Task objective -> Could you filter the records below and return each line that holds "street"?

== Listed records ==

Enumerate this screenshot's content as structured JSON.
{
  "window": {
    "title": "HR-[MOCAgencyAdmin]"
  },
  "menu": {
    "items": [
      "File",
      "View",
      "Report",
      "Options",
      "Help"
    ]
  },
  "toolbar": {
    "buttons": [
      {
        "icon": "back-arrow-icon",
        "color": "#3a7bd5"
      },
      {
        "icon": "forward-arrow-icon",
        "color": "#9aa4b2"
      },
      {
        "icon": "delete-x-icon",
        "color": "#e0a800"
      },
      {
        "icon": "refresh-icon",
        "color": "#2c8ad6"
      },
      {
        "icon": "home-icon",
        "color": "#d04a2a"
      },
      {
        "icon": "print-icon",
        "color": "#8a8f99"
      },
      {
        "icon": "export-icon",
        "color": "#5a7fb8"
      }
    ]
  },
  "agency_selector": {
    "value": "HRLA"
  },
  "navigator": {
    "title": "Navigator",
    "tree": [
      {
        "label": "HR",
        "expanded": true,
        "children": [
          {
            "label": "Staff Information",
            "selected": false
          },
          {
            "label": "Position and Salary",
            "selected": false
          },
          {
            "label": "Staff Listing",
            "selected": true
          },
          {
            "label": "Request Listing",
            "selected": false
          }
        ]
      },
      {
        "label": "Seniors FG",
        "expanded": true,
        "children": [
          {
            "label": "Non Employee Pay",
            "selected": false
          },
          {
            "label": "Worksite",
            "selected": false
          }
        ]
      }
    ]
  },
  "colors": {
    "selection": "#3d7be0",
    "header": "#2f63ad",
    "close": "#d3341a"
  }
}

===
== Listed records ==

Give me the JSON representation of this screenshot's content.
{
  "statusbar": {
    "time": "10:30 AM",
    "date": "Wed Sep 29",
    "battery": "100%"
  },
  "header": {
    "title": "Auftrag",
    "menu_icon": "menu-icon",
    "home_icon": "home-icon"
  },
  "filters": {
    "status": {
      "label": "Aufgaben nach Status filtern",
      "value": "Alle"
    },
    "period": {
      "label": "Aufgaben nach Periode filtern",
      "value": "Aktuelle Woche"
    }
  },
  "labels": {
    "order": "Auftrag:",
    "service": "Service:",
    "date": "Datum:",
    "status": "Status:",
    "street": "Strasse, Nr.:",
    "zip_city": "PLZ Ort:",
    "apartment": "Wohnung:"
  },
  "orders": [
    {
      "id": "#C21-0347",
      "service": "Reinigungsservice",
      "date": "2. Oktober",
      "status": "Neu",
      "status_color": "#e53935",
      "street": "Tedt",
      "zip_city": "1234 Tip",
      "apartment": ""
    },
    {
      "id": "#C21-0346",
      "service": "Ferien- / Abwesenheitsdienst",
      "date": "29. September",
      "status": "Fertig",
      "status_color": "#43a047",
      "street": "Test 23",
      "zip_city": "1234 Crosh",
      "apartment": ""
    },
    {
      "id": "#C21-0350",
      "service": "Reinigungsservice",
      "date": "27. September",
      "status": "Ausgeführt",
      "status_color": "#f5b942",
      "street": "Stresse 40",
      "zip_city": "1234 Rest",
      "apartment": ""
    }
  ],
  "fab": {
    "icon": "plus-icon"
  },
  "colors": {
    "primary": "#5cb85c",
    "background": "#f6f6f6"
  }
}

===

Reply to the exercise ->
    "street": "Strasse, Nr.:",
      "street": "Tedt",
      "street": "Test 23",
      "street": "Stresse 40",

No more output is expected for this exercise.